Computer scienceIn computer science, references are datatypes which refer to an object elsewhere in memory, and are used to construct a wide variety of data structures such as linked lists. Most programming languages support some form of reference.
The C++ programming language has a specific type of reference also referred to as a reference; see reference (C++).
GeometryA reference point is a location used to describe another one, by giving the relative position. Similarly we have the concept of frame of reference (both in physics and figuratively), benchmark (in surveying and figuratively), etc.
LibrariesIn a library, the word reference may refer to a dictionary, encyclopedia, or other reference work that contains many brief articles that cover a broad scope of knowledge in one book, or a set of books. However, the word reference is also used to mean a book that cannot be taken from the room, or from the building. Many of the books in the reference department of a library are reference works, but some are books that are simply too large or valuable to loan out. Conversely, selected reference works may be shelved with other circulating books, and may be loaned out.
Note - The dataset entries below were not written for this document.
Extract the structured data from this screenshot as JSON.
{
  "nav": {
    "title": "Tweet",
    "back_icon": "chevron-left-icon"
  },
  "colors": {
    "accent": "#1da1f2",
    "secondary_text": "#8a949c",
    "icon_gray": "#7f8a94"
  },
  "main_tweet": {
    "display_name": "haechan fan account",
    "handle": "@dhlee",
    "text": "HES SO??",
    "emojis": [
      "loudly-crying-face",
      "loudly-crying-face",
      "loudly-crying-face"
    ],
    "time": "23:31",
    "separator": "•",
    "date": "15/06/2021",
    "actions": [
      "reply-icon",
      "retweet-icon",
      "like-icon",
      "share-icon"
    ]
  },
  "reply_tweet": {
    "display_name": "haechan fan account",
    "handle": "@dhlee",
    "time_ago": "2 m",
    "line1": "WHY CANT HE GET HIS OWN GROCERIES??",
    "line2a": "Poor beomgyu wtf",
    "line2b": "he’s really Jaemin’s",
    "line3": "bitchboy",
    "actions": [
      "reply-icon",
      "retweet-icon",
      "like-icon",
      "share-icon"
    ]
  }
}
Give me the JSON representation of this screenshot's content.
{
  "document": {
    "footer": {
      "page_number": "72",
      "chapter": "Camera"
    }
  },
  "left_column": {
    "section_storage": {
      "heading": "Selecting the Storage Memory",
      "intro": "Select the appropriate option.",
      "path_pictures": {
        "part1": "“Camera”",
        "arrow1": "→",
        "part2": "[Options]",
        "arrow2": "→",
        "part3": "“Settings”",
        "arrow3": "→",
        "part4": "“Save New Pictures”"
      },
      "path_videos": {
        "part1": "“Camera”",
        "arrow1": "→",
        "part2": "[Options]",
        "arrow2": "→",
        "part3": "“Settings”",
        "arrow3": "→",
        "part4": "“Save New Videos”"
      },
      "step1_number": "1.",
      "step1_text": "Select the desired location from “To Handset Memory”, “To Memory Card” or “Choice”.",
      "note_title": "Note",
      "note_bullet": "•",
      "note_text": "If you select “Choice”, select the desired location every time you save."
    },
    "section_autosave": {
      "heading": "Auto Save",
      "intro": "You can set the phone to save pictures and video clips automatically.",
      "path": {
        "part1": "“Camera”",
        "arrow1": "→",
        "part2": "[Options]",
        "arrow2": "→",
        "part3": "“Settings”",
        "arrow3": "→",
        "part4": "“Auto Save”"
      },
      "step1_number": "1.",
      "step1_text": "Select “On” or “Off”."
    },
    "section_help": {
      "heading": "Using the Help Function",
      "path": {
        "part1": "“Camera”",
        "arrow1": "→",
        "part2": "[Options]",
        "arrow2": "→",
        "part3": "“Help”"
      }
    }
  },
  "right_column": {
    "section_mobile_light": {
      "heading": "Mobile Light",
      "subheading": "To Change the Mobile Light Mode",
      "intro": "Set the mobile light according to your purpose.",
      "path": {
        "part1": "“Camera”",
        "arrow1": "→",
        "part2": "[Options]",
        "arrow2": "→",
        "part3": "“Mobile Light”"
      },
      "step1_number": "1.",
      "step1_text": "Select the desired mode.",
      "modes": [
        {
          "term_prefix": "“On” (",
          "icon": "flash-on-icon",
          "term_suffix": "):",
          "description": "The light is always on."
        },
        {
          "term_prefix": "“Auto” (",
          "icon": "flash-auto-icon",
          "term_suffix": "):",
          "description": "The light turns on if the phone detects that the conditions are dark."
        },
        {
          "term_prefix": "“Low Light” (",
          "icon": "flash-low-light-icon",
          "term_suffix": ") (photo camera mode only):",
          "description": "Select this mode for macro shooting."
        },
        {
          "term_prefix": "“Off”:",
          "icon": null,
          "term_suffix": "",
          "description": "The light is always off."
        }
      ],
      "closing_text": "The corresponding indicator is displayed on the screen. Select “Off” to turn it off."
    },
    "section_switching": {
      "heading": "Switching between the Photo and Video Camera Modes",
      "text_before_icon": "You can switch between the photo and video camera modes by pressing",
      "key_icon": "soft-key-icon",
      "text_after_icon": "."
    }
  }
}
References to any type of printed matter come in electronic or at least machine-readable form nowadays. For books there exists the ISBN, for journal articles, the digital object identifier (DOI) is gaining relevance. Printed information on the Internet is usually referred to by some kind of uniform resource identifier (URI).
ScholarshipIn scholarship, a reference may be a citation of a text that has been used in the creation of a piece of work such as an essay, report, or oration. Its primary purpose is to allow people who read such work to examine the author's sources, either for validity, or simply to learn more about the subject. Such items are often listed at the end of an article or book in a section marked Bibliography or in a section marked References. A Bibliography section will often contain work not cited by the author, but used as background reading or listed as potentially useful to the reader. A section labeled References should contain all and only work cited in the main text.
Copying of material by another author without proper citation or without required permissions amounts to 'plagiarism'.
In the labour market potential employers often ask job applicants for references so that their suitability can be verified independently. The references can be a written letter but are often a contact telephone number. Employers can ask for 'professional' references which are from former employers or for 'character' references which are from people of distinction, such as doctors or teachers, who are known to the applicant and can vouch for their employability.
Canadian lawA Reference question, or "Reference" is a procedure through which the government of Canada can submit legal questions to the Supreme Court of Canada and provincial governments to the provincial courts of appeal.
referent in Spanish: Referencia
referent in Persian: مرجعشناسی
referent in Galician: Referencia
referent in Ido: Refero
referent in Interlingua (International Auxiliary Language Association): Referentia
referent in Hebrew: רפרנט
referent in Russian: Ссылка
referent in Simple English: Reference
referent in Slovak: Referencia
referent in Swedish: Referens
referent in Thai: การอ้างอิง
referent in Vietnamese: Tham khảo
referent in Yiddish: רעפערענץ
affective meaning, bearing, coloring, connotation, consequence, denotation, drift, effect, essence, extension, force, gist, grammatical meaning, idea, impact, implication, import, intension, lexical meaning, literal meaning, meaning, overtone, pertinence, pith, point, practical consequence, purport, range of meaning, real meaning, reference, relation, relevance, scope, semantic cluster, semantic field, sense, significance, signification, significatum, signifie, span of meaning, spirit, structural meaning, substance, sum, sum and substance, symbolic meaning, tenor, totality of associations, transferred meaning, unadorned meaning, undertone, value